== Assignment ==
The line containing "What's the underlying" marks where to begin; quote it and every line after it through the end of the data, exactly as written.

== Materials provided ==
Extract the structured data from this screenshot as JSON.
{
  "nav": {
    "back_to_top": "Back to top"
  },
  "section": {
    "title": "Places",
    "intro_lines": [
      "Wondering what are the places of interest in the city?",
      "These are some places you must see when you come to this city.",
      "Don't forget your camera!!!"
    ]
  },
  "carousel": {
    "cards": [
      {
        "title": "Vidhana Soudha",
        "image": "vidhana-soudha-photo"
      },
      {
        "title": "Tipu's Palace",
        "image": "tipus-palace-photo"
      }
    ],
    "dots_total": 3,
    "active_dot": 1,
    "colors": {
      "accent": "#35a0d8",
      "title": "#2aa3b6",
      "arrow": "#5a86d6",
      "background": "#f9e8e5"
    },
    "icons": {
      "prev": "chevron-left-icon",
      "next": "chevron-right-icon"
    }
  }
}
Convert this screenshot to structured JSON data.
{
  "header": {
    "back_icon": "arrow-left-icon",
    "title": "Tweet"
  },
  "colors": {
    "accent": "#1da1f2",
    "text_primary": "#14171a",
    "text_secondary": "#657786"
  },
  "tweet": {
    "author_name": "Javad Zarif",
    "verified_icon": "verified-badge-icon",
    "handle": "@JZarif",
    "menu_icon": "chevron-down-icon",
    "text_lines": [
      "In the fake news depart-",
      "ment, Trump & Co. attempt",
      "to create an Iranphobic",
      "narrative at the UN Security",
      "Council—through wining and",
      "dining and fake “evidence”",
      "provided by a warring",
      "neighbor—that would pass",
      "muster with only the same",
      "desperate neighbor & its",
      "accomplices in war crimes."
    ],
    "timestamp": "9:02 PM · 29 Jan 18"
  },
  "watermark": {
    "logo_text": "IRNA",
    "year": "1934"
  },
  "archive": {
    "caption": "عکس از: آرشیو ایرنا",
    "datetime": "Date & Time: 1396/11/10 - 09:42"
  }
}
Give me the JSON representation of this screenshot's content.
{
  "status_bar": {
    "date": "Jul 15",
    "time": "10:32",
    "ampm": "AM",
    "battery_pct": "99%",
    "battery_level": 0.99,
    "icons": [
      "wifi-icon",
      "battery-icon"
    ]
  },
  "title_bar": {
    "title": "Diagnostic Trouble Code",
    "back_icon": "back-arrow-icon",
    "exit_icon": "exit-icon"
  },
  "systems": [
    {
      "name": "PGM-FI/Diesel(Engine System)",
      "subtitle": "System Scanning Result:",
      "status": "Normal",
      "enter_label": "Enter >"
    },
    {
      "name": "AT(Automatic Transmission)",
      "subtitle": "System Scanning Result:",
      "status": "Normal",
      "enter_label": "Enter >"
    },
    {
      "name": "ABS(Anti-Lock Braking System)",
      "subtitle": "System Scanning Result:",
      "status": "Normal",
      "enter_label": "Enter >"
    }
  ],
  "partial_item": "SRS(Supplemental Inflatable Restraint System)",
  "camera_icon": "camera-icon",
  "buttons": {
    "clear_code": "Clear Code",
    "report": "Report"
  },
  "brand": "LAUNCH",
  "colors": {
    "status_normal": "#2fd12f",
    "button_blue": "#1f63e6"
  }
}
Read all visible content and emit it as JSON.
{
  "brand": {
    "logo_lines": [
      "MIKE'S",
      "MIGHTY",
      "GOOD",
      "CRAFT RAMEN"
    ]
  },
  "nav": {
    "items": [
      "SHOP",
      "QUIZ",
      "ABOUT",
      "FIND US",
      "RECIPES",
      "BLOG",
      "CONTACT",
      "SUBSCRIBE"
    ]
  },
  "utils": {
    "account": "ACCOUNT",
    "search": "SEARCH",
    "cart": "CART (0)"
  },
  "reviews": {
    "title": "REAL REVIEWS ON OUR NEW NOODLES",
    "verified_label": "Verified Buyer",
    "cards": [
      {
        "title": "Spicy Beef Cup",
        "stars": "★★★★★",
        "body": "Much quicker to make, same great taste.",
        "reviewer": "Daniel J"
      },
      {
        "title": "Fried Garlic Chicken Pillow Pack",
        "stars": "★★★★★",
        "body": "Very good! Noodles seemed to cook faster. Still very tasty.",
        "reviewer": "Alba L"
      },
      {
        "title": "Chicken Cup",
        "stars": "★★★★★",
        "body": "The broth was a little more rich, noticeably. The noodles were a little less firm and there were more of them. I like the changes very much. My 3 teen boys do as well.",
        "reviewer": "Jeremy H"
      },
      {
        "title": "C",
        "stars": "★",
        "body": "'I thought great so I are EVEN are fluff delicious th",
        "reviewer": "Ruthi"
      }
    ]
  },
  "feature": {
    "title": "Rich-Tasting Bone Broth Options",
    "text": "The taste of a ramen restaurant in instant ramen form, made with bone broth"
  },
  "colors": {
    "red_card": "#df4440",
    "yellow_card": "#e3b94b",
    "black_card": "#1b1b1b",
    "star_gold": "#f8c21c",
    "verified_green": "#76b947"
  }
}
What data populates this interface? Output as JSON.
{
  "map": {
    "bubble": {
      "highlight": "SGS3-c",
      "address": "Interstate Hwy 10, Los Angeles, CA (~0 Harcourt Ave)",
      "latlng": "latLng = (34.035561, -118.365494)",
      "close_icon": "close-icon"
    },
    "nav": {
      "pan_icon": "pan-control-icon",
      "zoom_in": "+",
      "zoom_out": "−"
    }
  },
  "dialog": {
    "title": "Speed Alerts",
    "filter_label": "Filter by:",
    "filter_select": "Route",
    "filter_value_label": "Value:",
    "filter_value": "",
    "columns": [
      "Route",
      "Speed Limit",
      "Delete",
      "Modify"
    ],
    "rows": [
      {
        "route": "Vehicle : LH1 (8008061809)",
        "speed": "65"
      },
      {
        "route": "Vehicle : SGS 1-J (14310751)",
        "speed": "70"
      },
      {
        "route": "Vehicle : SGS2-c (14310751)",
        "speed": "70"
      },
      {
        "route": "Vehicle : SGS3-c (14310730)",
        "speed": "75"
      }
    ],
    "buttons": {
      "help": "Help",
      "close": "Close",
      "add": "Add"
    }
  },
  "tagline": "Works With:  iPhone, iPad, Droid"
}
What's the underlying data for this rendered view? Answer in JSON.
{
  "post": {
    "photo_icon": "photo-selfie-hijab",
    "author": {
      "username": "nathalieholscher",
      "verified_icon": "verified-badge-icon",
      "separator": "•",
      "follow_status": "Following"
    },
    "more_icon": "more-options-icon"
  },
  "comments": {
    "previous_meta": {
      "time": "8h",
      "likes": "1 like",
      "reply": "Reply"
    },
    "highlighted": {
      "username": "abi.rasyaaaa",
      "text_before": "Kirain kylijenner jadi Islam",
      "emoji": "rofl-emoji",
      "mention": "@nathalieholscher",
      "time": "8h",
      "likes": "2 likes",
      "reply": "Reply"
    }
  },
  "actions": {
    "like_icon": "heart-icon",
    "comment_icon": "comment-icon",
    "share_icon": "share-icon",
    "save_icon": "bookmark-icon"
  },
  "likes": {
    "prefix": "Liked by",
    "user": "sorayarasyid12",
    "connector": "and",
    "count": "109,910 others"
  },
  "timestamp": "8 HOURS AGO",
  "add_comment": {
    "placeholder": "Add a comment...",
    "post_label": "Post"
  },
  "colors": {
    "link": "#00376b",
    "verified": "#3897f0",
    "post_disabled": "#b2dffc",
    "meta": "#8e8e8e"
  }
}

== Expected answer ==
What's the underlying data for this rendered view? Answer in JSON.
{
  "post": {
    "photo_icon": "photo-selfie-hijab",
    "author": {
      "username": "nathalieholscher",
      "verified_icon": "verified-badge-icon",
      "separator": "•",
      "follow_status": "Following"
    },
    "more_icon": "more-options-icon"
  },
  "comments": {
    "previous_meta": {
      "time": "8h",
      "likes": "1 like",
      "reply": "Reply"
    },
    "highlighted": {
      "username": "abi.rasyaaaa",
      "text_before": "Kirain kylijenner jadi Islam",
      "emoji": "rofl-emoji",
      "mention": "@nathalieholscher",
      "time": "8h",
      "likes": "2 likes",
      "reply": "Reply"
    }
  },
  "actions": {
    "like_icon": "heart-icon",
    "comment_icon": "comment-icon",
    "share_icon": "share-icon",
    "save_icon": "bookmark-icon"
  },
  "likes": {
    "prefix": "Liked by",
    "user": "sorayarasyid12",
    "connector": "and",
    "count": "109,910 others"
  },
  "timestamp": "8 HOURS AGO",
  "add_comment": {
    "placeholder": "Add a comment...",
    "post_label": "Post"
  },
  "colors": {
    "link": "#00376b",
    "verified": "#3897f0",
    "post_disabled": "#b2dffc",
    "meta": "#8e8e8e"
  }
}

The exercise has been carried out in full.